A 2018 ClickZ survey found that 35% of companies rated their organization’s understanding of digital attribution as below average or worse, while only 9% believed it was excellent. Measurement is still a real struggle for many advertisers, and it’s holding them back from success.
One of the core issues we have with digital marketing is that we told everyone we could track every single sale down to every single click. We focused on a pure last-click model that allowed us to win budget from unmeasurable sources, like TV and print. However, not all channels drive last-click revenue, so it’s essential that advertisers not undervalue, reduce, or pause those channels that are actually driving revenue for the business.
Ensuring you know your customer journey and the value of every interaction is a significant undertaking, but it’s vital. The aim of measurement is understanding the incremental impact that each channel has on total business revenue, and one of the best examples of grasping incrementality is branded paid search. This varies for every client, but we’ve tested this for the UK-based retailer Cotswold Outdoor.
We ran branded search for two weeks on and two weeks off, assessing the total impact on search revenue over the four-week period. We found that having brand search live added no incremental value to Cotswold’s overall search revenue (paid and organic combined). This discovery allowed us to reinvest the brand budget into other search areas, leading to a 25% increase in overall search revenue. On/Off tests, along with geographic tests and many more, can help advertisers evaluate incrementality.
One of the biggest areas that many businesses fail to account for is the effect of digital on store revenue. If you’re not measuring the impact of digital on stores, and they contribute 50% of your business revenue, you’re potentially undervaluing the performance of your channels by 50%. When a competitor includes that data in their channel measurement, they are prepared to pay twice the amount for every click or impression than you are, since each is twice as valuable to their business. This means they’re going to win more auctions.

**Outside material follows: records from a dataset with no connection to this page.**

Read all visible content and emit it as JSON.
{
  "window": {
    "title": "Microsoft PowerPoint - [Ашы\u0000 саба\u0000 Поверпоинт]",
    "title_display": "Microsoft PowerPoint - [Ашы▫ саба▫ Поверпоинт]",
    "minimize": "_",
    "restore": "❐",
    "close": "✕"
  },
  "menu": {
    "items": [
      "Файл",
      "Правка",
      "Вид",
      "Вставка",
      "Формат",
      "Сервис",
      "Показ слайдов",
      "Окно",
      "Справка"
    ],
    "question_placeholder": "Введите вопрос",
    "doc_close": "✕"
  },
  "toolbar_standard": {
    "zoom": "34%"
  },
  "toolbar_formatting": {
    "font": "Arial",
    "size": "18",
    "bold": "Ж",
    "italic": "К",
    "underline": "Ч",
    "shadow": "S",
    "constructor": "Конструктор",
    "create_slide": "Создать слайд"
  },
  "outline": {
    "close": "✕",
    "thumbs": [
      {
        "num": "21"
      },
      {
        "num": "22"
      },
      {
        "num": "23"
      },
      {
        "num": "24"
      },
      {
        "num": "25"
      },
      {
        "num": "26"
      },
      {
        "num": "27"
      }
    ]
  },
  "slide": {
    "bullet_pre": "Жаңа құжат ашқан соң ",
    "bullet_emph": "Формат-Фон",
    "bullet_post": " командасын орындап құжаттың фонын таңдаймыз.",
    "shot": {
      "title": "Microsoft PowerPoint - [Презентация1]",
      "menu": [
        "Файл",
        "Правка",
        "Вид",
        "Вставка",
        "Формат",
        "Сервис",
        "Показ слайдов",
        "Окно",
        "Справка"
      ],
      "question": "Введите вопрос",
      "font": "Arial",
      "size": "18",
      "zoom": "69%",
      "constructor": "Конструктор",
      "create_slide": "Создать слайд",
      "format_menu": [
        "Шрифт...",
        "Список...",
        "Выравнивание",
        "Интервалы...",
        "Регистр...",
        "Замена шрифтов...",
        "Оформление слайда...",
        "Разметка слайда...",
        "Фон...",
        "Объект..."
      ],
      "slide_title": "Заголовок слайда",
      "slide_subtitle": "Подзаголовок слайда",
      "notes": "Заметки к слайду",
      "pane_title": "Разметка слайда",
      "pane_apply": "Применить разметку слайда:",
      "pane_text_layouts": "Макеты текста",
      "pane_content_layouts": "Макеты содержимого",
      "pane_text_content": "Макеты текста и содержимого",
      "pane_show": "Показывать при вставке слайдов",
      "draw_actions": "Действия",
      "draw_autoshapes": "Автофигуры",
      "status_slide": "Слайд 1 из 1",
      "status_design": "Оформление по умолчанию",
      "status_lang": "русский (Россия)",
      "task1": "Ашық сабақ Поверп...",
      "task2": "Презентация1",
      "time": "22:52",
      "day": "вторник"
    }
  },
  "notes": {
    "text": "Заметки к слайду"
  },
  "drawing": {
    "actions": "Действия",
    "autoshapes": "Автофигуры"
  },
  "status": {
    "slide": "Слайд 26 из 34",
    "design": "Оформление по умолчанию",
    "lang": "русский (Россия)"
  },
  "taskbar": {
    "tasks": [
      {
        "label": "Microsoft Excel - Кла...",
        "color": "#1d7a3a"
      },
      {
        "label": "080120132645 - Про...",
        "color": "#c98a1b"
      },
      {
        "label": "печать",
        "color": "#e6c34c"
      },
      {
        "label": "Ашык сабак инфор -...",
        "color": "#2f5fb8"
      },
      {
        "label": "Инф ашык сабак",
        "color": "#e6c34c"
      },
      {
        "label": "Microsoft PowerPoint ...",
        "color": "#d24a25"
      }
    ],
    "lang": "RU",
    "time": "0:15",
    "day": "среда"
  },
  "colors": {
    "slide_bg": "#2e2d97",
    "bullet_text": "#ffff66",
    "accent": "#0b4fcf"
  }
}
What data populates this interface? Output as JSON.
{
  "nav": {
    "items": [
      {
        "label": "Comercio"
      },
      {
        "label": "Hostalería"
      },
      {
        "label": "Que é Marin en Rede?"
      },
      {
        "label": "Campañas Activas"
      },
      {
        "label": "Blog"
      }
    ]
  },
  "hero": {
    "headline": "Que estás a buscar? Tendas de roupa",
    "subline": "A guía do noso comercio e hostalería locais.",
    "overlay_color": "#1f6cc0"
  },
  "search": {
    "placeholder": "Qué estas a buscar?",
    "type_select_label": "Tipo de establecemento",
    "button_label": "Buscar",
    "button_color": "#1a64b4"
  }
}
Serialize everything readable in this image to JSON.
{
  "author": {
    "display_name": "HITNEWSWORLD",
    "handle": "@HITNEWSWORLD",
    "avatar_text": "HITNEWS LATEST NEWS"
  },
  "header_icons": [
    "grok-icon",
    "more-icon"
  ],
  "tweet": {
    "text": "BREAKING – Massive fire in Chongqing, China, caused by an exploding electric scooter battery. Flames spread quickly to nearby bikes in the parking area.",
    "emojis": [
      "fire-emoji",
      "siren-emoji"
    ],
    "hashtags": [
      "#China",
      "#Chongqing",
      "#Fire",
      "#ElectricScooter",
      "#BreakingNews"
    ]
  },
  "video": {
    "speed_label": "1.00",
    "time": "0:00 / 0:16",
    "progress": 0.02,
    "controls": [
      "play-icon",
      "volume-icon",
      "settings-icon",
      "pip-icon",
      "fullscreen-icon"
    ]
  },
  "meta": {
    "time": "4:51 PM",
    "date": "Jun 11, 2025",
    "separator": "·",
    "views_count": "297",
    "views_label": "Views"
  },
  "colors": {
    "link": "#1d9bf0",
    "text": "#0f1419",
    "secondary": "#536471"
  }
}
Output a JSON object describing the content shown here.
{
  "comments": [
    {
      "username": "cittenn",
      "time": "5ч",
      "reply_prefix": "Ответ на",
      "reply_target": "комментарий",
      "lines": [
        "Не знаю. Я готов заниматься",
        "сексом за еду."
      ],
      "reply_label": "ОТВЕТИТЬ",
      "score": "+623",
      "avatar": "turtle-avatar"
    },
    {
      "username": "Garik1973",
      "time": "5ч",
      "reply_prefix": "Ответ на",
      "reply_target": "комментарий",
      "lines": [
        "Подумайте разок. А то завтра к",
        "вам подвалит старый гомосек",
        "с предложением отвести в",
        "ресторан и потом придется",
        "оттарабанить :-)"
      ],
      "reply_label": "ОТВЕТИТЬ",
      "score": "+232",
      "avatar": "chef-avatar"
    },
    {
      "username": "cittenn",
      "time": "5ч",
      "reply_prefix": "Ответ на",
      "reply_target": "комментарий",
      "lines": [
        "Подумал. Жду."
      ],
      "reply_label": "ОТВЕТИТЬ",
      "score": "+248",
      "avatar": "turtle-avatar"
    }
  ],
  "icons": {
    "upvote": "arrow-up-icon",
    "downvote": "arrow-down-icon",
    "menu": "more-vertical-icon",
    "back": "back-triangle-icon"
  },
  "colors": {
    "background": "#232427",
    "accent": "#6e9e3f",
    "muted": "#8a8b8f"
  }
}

In our work with Bathstore, we created an online-to-store tracking solution. For non-brand paid search, we saw a 226% increase in non-brand revenue being driven for the business. This gave us the ability to increase from a few non-brand keywords to thousands, spurring significantly more spend and impact through paid search.
The final part of measurement is arguably the most important, yet also the most undervalued. Advertisers need to ensure that media buyers understand how the platform algorithms that optimize campaigns are working. If you’re optimizing all of your campaigns toward revenue, you’ll lose auctions against competitors that are taking a more advanced approach.
A great example is the Facebook algorithm, which requires a lot of data to optimize effectively. We partnered with a client whose main KPI was leads, but with a very low value in trust trying to drive leads, the algorithm struggled and never left the learning phase. We switched the optimization metric for the campaigns to landing page views, which significantly increased the amount of data the algorithm had to work with. This led to more leads, which grew 231% period-over-period. Because we understood how the algorithm worked and how to measure the campaigns properly, we were able to drive the maximum impact for the channel despite the early optimization issues.
We haven’t even touched on data-driven attribution here, which is really the golden ticket of measurement. We hope this has given you insight into some of the ways measurement impacts business and how it can be approached, whether that’s overall measurement or evaluating different channels to drive additional revenue for your business.
Our blog series comes to an end tomorrow, so be sure to tune in for the final piece on Buy.